Even before COVID-19 the Australian church and the Western Church more broadly had been in decline for decades. So, as we now look to build our pathway out of isolation, perhaps it is time to look at how we operate together as the church; how we are being the hands and feet of Jesus in the world; and how we are taking up God’s mission to “go and make disciples” (Matthew 28:19).
Biblically speaking discipleship is not so much a program, but a culture. The ultimate goal of a discipleship is multiplying faithful followers of Christ to the ends of the earth and to the end of time. Jesus envisioned that the world would be won to to him through the witnessing, teaching and example of His followers. That is His plan! Disciples encouraging and maturing each other, refining our lives until every area of our life simply oozes the love and light of Christ, and bringing others into relationship with Him by intentionally loving those around us in Jesus name. Programs are sometimes valuable parts of a disciple making culture, but in and of themselves can not fulfil the mission to create disciples who in turn make disciples. Discipleship is intentionally relational: the people of God, encouraging each other with the word of God, for the ministry of God, to the glory of God! This was the method given by Jesus, this was the method embraced by the early church, this is the method which will transform the world - one life at a time.
How does it work? Deuteronomy 6:6-7 says, “These words that I command you today shall be on your heart. You shall teach them diligently to your children, and shall talk of them when you sit in your house, and when you walk by the way, and when you lie down, and when you rise.” Paul writes 1 Corinthians 11:1, “Be imitators of me, as I am of Christ”, and Philippians 4:9 “What you have learned and received and heard and seen in me – practice these things, and the God of peace will be with you.” In other words real discipleship happens in the ordinary ebb and flow of life; it must be part of our daily life, not just something we do on Sunday. Practically, on a personal level this investing in our relationship with Christ every day, being willing to look to others for guidance and encouragement in our Christian walk, and then intentionally looking to guide and encourage others as they grow in relationship with Jesus. On a church level disciple-making must sit as the core mission of the church; in disciple-making churches, all members live discipleship personally, talk about it regularly, and go out of their way to make it an everyday reality. Yes they have programs, but they also have pathways, connection/life groups, prayer groups and small group Bible studies. They focus on relational mission and discipleship because they know that this results in Christ-followers who in turn produce Christ-followers. This is what we see take place in the early Church, and this is the mission to which we are called.

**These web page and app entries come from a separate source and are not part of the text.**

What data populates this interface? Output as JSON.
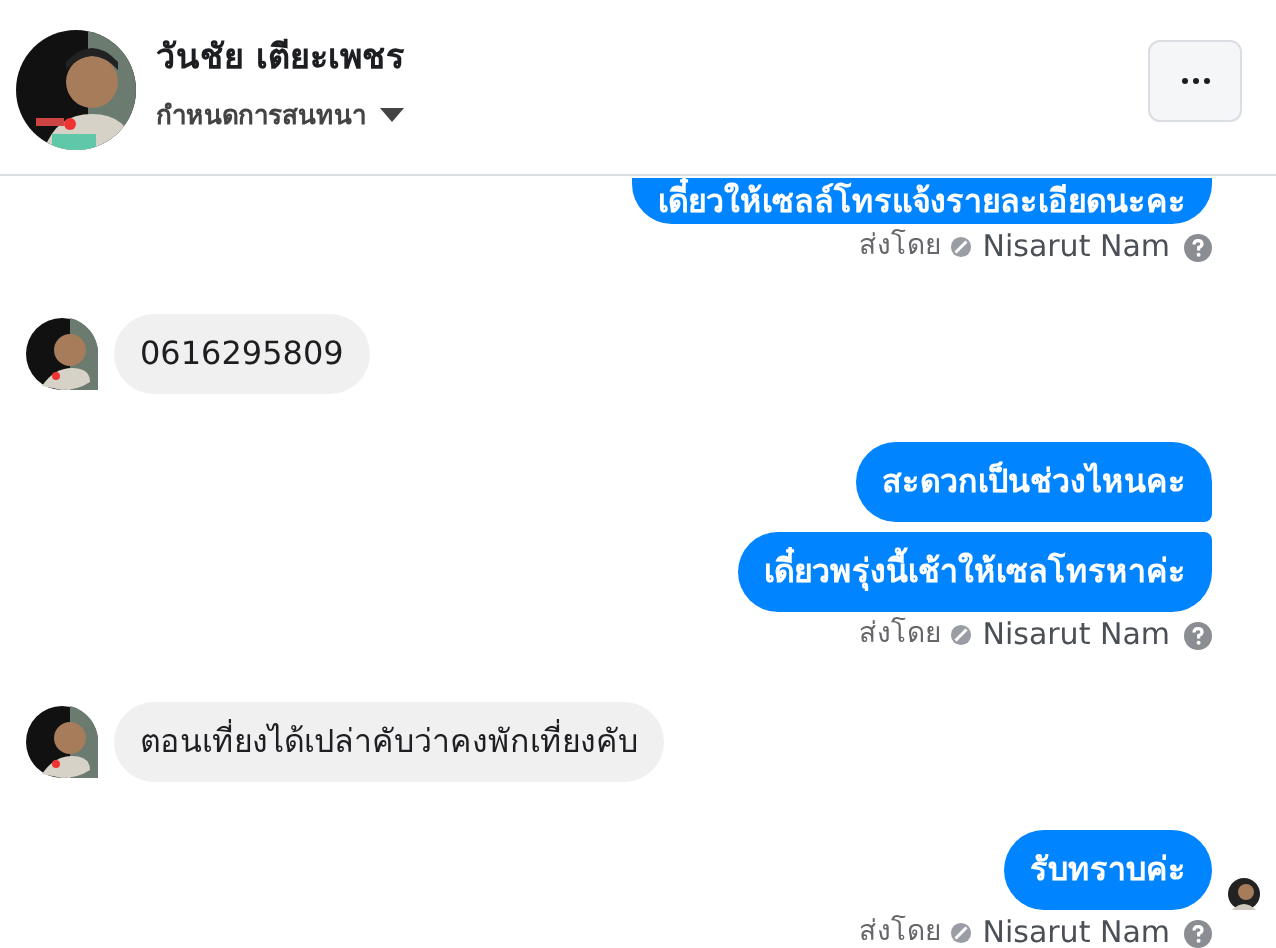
{
  "header": {
    "name": "วันชัย เตียะเพชร",
    "subtitle": "กำหนดการสนทนา"
  },
  "messages": [
    {
      "kind": "sent",
      "text": "เดี๋ยวให้เซลล์โทรแจ้งรายละเอียดนะคะ",
      "seen": false
    },
    {
      "kind": "note",
      "label": "ส่งโดย",
      "sender": "Nisarut Nam"
    },
    {
      "kind": "received",
      "text": "0616295809"
    },
    {
      "kind": "sent",
      "text": "สะดวกเป็นช่วงไหนคะ",
      "seen": false
    },
    {
      "kind": "sent",
      "text": "เดี๋ยวพรุ่งนี้เช้าให้เซลโทรหาค่ะ",
      "seen": false
    },
    {
      "kind": "note",
      "label": "ส่งโดย",
      "sender": "Nisarut Nam"
    },
    {
      "kind": "received",
      "text": "ตอนเที่ยงได้เปล่าคับว่าคงพักเที่ยงคับ"
    },
    {
      "kind": "sent",
      "text": "รับทราบค่ะ",
      "seen": true
    },
    {
      "kind": "note",
      "label": "ส่งโดย",
      "sender": "Nisarut Nam"
    }
  ]
}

We have been commanded to go and make disciples and to bear fruit: This is the mission of God in the hands of ordinary people … are you ready to answer His call?
Grace & Peace
Jen is an energetic and passionate disciple of Christ who loves to share Jesus with anyone who will listen!